At the end of that day I had absorbed a hell of a lot about our products and some important insights about team dynamics and leadership. It was an exceptional experience for the new kid, but it’s the missed opportunities of the day that linger in my mind.
Observing was the exact right approach, but I stopped short and missed the critical next step: ask questions.
First, I showed up that day without knowing why I was there. The most important thing I could have said was, “Mike, thanks for the invitation. I am honored and thrilled to have this opportunity, but I’m not sure why you invited me.” Asking that question required a level of courage I did not possess. My logic went something like…if I ask he’ll surely know I’m clueless and un-invite me. But what a powerful piece of information to have, right? To have insight into his thinking process. To arrive with a goal in mind. To understand what was expected of me.
Second, imagine having unfettered access to an entire team of A+ product managers and not asking one question about their jobs. I was plenty curious — what did it take a be a good product manager, what would they change/do differently, what was the next career step for them — but I didn’t have the courage to act on that curiosity. No one in that room expected me to know a damn thing about product marketing, but I hadn’t yet learned that there’s no shame in being a novice. I let my fear of what others thought about me stop me from taking advantage of the learning opportunity in front of me.
Fast forward a few years. Mike and I had both moved on to other companies. Mike invited me to a lunch meeting. I’m pretty confident Mike will have no recollection of this meeting, but it stands out in my memory, unfortunately, because of what it wasn’t and what it could have been.
Mike was curious about how we were doing life-cycle customer marketing at the company I was working. I froze. Now, so you get the full picture, customer marketing was about 80% of my job and I was excelling beyond expectations. Yet, here I was with nothing coherent to say.
Mike was too kind to let on, but I knew he was disappointed. I don’t know why I didn’t understand what he was asking. Maybe he used jargon I didn’t understand? Maybe I was nervous? But if I had simply paused to clarify what he was asking I am certain we would have had a much different conversation. Or imagine if I had asked ahead of time why he wanted to meet?
So, why the fumble? I walked into lunch that day with the self-defeating assumption that I didn’t have much to offer. I mean, here was the co-founder of a hot new start-up in town. Who was I? I didn’t have a fancy title. I was “just” the person executing our programs. I hadn’t yet learned that being on the front lines gives you invaluable insight.

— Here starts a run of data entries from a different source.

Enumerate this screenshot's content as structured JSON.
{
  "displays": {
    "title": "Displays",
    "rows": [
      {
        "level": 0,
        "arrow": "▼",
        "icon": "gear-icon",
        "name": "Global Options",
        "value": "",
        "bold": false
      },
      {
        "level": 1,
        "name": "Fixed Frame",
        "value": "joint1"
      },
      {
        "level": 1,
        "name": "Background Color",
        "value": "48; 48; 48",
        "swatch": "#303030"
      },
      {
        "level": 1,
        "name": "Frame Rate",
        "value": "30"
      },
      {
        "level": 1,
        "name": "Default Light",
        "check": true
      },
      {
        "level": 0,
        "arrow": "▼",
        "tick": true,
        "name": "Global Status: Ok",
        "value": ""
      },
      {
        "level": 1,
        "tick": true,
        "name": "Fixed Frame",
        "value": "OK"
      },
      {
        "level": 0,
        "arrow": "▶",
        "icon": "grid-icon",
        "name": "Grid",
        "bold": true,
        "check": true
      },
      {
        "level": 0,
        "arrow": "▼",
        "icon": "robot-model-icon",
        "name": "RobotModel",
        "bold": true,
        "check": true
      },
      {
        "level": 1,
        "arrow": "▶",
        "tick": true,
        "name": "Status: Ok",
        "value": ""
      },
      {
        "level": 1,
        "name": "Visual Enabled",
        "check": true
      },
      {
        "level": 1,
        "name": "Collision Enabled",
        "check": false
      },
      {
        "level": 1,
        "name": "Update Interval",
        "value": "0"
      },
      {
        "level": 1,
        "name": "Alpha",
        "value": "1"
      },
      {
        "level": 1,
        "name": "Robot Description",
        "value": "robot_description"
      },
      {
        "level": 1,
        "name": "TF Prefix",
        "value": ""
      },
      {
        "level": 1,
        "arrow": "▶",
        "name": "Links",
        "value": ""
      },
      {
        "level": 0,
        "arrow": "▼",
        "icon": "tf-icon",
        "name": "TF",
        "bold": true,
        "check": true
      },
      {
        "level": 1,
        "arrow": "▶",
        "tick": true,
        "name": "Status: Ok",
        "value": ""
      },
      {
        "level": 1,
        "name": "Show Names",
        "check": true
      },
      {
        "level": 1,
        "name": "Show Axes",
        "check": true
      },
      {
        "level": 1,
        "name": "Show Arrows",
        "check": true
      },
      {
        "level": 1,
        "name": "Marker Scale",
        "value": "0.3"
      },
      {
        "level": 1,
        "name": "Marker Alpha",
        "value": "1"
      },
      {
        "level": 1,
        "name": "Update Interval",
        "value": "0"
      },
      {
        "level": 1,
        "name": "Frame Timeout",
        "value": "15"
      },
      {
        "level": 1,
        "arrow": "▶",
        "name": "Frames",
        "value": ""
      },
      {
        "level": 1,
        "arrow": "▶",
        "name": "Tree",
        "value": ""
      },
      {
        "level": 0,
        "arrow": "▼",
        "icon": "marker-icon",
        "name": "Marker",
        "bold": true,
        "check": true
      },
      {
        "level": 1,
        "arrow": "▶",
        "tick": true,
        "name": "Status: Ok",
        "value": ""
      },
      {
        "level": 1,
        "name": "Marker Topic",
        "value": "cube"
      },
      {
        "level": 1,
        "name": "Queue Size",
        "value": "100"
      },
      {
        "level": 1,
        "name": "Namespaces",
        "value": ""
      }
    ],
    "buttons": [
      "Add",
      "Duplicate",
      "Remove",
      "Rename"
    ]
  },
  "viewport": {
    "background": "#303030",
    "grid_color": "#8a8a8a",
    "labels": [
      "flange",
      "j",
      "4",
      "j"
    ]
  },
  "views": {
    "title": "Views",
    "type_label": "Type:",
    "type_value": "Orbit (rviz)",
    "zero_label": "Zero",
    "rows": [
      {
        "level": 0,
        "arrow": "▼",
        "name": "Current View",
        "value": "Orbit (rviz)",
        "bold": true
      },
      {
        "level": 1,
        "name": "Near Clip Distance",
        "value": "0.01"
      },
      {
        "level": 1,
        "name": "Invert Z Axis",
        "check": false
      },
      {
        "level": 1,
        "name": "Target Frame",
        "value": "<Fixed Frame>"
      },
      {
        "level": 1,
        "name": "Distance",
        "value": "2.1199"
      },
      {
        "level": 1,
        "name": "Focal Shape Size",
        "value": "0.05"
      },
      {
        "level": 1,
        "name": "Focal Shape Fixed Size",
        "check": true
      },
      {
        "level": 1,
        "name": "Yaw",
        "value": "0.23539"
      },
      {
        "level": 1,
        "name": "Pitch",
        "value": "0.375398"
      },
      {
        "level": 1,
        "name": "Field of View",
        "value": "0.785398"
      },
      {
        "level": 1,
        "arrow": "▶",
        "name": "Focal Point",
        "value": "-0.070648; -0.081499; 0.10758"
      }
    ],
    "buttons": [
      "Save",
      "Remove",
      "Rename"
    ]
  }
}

I’m embarrassed. Embarrassed that I blew it, twice. Embarrassed that I just admitted my mistakes publicly. Embarrassed that I’m writing about something that happened almost two decades ago.
I’m not re-hashing the past to beat myself up. It’s the opposite. I remember these events because they had a positive impact on me. I learned something. And maybe my mistakes can be useful to someone else. That’s worth a little embarrassment.
It’s so easy to overlook these small moments of failure. But here’s the thing. A mistake that we keep repeating is trying to show us something. It’s pointing us to a fundamental truth we’ve yet to learn.
Three truths emerged from my early mistakes.
Seeking understanding is a strength. Ask the damn questions.
Execution is an equal partner to vision. Don’t dismiss your in-the-trenches knowledge.
Play your own game. Worry less about what other people think.
These truths have stood the test of time and have served me well. Every good thing I’ve accomplished professionally has come when I’ve remembered to ask the questions, to play my own game and to not dismiss what I already know.
I hope you too can find service in these.